What is expected: Nothing in the entries may differ when you return them.

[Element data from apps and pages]
※

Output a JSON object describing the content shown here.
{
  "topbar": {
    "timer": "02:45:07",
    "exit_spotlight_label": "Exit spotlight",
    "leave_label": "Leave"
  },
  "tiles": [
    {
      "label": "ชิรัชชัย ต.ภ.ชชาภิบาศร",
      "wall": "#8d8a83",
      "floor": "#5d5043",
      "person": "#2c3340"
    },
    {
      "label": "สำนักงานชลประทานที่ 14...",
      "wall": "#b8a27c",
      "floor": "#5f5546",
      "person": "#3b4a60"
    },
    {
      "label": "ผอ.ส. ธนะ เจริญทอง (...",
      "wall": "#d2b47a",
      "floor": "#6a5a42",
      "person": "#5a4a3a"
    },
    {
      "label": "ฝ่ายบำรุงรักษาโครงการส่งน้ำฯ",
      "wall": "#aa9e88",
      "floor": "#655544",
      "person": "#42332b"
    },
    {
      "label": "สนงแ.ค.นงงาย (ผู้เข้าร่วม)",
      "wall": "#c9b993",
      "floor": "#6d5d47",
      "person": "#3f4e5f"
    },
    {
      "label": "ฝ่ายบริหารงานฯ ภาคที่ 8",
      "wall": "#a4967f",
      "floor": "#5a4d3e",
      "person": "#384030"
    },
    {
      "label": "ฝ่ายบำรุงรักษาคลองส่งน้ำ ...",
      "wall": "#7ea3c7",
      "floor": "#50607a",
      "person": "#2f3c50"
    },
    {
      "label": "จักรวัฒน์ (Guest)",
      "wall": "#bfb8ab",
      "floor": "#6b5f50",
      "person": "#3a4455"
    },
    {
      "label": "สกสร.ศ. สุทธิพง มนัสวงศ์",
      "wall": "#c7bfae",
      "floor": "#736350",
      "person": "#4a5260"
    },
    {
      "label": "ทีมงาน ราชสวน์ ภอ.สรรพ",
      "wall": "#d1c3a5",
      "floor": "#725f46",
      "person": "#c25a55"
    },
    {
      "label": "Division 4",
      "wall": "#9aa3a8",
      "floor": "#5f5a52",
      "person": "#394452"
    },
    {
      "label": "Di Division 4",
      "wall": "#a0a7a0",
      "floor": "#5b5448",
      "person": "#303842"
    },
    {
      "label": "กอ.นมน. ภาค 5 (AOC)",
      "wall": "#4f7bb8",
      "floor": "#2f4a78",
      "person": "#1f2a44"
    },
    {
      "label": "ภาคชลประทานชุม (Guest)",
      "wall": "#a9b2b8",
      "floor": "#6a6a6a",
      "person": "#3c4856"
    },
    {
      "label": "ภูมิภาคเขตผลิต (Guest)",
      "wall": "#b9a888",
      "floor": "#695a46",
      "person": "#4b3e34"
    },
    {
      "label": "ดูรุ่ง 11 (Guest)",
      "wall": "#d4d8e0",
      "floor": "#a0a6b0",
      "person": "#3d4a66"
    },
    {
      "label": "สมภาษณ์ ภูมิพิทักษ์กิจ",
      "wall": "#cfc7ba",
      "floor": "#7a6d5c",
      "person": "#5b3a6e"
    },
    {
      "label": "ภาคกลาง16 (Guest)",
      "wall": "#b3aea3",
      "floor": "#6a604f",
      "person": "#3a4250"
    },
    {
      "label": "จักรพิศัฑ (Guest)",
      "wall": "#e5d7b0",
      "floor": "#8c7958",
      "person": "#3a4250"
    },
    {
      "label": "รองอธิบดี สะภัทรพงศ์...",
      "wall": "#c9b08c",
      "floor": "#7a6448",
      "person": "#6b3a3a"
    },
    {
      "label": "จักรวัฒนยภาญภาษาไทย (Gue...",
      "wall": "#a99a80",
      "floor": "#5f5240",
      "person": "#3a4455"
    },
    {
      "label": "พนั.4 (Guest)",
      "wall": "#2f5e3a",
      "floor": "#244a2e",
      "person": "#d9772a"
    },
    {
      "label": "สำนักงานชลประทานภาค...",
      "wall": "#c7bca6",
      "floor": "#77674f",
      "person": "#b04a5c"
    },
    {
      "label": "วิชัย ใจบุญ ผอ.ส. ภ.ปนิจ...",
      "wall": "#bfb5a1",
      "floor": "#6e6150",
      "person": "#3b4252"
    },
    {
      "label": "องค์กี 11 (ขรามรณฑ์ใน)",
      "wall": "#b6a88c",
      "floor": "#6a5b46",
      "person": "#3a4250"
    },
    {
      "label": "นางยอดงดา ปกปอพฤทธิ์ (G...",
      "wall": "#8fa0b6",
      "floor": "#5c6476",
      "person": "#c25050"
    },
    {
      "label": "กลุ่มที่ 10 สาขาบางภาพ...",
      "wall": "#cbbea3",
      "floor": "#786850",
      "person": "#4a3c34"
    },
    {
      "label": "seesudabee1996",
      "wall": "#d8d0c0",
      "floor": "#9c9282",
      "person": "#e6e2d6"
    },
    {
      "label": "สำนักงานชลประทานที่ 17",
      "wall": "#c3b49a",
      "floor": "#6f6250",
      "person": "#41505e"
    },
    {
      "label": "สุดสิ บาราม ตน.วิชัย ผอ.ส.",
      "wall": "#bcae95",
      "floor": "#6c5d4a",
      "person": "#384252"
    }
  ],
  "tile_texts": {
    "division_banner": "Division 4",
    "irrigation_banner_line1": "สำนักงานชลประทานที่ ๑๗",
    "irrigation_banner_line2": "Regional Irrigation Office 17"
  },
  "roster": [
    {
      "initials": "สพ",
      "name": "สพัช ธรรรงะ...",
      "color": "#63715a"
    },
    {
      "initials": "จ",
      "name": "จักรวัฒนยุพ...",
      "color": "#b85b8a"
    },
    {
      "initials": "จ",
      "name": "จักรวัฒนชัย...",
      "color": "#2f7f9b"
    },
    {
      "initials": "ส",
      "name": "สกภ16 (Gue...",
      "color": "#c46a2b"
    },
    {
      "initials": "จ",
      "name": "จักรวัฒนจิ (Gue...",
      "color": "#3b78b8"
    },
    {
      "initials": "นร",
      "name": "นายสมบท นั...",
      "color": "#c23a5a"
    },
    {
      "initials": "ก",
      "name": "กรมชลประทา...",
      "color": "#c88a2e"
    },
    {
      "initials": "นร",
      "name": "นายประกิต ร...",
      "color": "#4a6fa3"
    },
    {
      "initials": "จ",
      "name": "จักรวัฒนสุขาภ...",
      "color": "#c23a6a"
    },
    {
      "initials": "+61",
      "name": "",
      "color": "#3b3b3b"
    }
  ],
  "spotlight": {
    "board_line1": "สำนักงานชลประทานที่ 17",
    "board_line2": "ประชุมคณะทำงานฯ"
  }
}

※

Exercise output:
Output a JSON object describing the content shown here.
{
  "topbar": {
    "timer": "02:45:07",
    "exit_spotlight_label": "Exit spotlight",
    "leave_label": "Leave"
  },
  "tiles": [
    {
      "label": "ชิรัชชัย ต.ภ.ชชาภิบาศร",
      "wall": "#8d8a83",
      "floor": "#5d5043",
      "person": "#2c3340"
    },
    {
      "label": "สำนักงานชลประทานที่ 14...",
      "wall": "#b8a27c",
      "floor": "#5f5546",
      "person": "#3b4a60"
    },
    {
      "label": "ผอ.ส. ธนะ เจริญทอง (...",
      "wall": "#d2b47a",
      "floor": "#6a5a42",
      "person": "#5a4a3a"
    },
    {
      "label": "ฝ่ายบำรุงรักษาโครงการส่งน้ำฯ",
      "wall": "#aa9e88",
      "floor": "#655544",
      "person": "#42332b"
    },
    {
      "label": "สนงแ.ค.นงงาย (ผู้เข้าร่วม)",
      "wall": "#c9b993",
      "floor": "#6d5d47",
      "person": "#3f4e5f"
    },
    {
      "label": "ฝ่ายบริหารงานฯ ภาคที่ 8",
      "wall": "#a4967f",
      "floor": "#5a4d3e",
      "person": "#384030"
    },
    {
      "label": "ฝ่ายบำรุงรักษาคลองส่งน้ำ ...",
      "wall": "#7ea3c7",
      "floor": "#50607a",
      "person": "#2f3c50"
    },
    {
      "label": "จักรวัฒน์ (Guest)",
      "wall": "#bfb8ab",
      "floor": "#6b5f50",
      "person": "#3a4455"
    },
    {
      "label": "สกสร.ศ. สุทธิพง มนัสวงศ์",
      "wall": "#c7bfae",
      "floor": "#736350",
      "person": "#4a5260"
    },
    {
      "label": "ทีมงาน ราชสวน์ ภอ.สรรพ",
      "wall": "#d1c3a5",
      "floor": "#725f46",
      "person": "#c25a55"
    },
    {
      "label": "Division 4",
      "wall": "#9aa3a8",
      "floor": "#5f5a52",
      "person": "#394452"
    },
    {
      "label": "Di Division 4",
      "wall": "#a0a7a0",
      "floor": "#5b5448",
      "person": "#303842"
    },
    {
      "label": "กอ.นมน. ภาค 5 (AOC)",
      "wall": "#4f7bb8",
      "floor": "#2f4a78",
      "person": "#1f2a44"
    },
    {
      "label": "ภาคชลประทานชุม (Guest)",
      "wall": "#a9b2b8",
      "floor": "#6a6a6a",
      "person": "#3c4856"
    },
    {
      "label": "ภูมิภาคเขตผลิต (Guest)",
      "wall": "#b9a888",
      "floor": "#695a46",
      "person": "#4b3e34"
    },
    {
      "label": "ดูรุ่ง 11 (Guest)",
      "wall": "#d4d8e0",
      "floor": "#a0a6b0",
      "person": "#3d4a66"
    },
    {
      "label": "สมภาษณ์ ภูมิพิทักษ์กิจ",
      "wall": "#cfc7ba",
      "floor": "#7a6d5c",
      "person": "#5b3a6e"
    },
    {
      "label": "ภาคกลาง16 (Guest)",
      "wall": "#b3aea3",
      "floor": "#6a604f",
      "person": "#3a4250"
    },
    {
      "label": "จักรพิศัฑ (Guest)",
      "wall": "#e5d7b0",
      "floor": "#8c7958",
      "person": "#3a4250"
    },
    {
      "label": "รองอธิบดี สะภัทรพงศ์...",
      "wall": "#c9b08c",
      "floor": "#7a6448",
      "person": "#6b3a3a"
    },
    {
      "label": "จักรวัฒนยภาญภาษาไทย (Gue...",
      "wall": "#a99a80",
      "floor": "#5f5240",
      "person": "#3a4455"
    },
    {
      "label": "พนั.4 (Guest)",
      "wall": "#2f5e3a",
      "floor": "#244a2e",
      "person": "#d9772a"
    },
    {
      "label": "สำนักงานชลประทานภาค...",
      "wall": "#c7bca6",
      "floor": "#77674f",
      "person": "#b04a5c"
    },
    {
      "label": "วิชัย ใจบุญ ผอ.ส. ภ.ปนิจ...",
      "wall": "#bfb5a1",
      "floor": "#6e6150",
      "person": "#3b4252"
    },
    {
      "label": "องค์กี 11 (ขรามรณฑ์ใน)",
      "wall": "#b6a88c",
      "floor": "#6a5b46",
      "person": "#3a4250"
    },
    {
      "label": "นางยอดงดา ปกปอพฤทธิ์ (G...",
      "wall": "#8fa0b6",
      "floor": "#5c6476",
      "person": "#c25050"
    },
    {
      "label": "กลุ่มที่ 10 สาขาบางภาพ...",
      "wall": "#cbbea3",
      "floor": "#786850",
      "person": "#4a3c34"
    },
    {
      "label": "seesudabee1996",
      "wall": "#d8d0c0",
      "floor": "#9c9282",
      "person": "#e6e2d6"
    },
    {
      "label": "สำนักงานชลประทานที่ 17",
      "wall": "#c3b49a",
      "floor": "#6f6250",
      "person": "#41505e"
    },
    {
      "label": "สุดสิ บาราม ตน.วิชัย ผอ.ส.",
      "wall": "#bcae95",
      "floor": "#6c5d4a",
      "person": "#384252"
    }
  ],
  "tile_texts": {
    "division_banner": "Division 4",
    "irrigation_banner_line1": "สำนักงานชลประทานที่ ๑๗",
    "irrigation_banner_line2": "Regional Irrigation Office 17"
  },
  "roster": [
    {
      "initials": "สพ",
      "name": "สพัช ธรรรงะ...",
      "color": "#63715a"
    },
    {
      "initials": "จ",
      "name": "จักรวัฒนยุพ...",
      "color": "#b85b8a"
    },
    {
      "initials": "จ",
      "name": "จักรวัฒนชัย...",
      "color": "#2f7f9b"
    },
    {
      "initials": "ส",
      "name": "สกภ16 (Gue...",
      "color": "#c46a2b"
    },
    {
      "initials": "จ",
      "name": "จักรวัฒนจิ (Gue...",
      "color": "#3b78b8"
    },
    {
      "initials": "นร",
      "name": "นายสมบท นั...",
      "color": "#c23a5a"
    },
    {
      "initials": "ก",
      "name": "กรมชลประทา...",
      "color": "#c88a2e"
    },
    {
      "initials": "นร",
      "name": "นายประกิต ร...",
      "color": "#4a6fa3"
    },
    {
      "initials": "จ",
      "name": "จักรวัฒนสุขาภ...",
      "color": "#c23a6a"
    },
    {
      "initials": "+61",
      "name": "",
      "color": "#3b3b3b"
    }
  ],
  "spotlight": {
    "board_line1": "สำนักงานชลประทานที่ 17",
    "board_line2": "ประชุมคณะทำงานฯ"
  }
}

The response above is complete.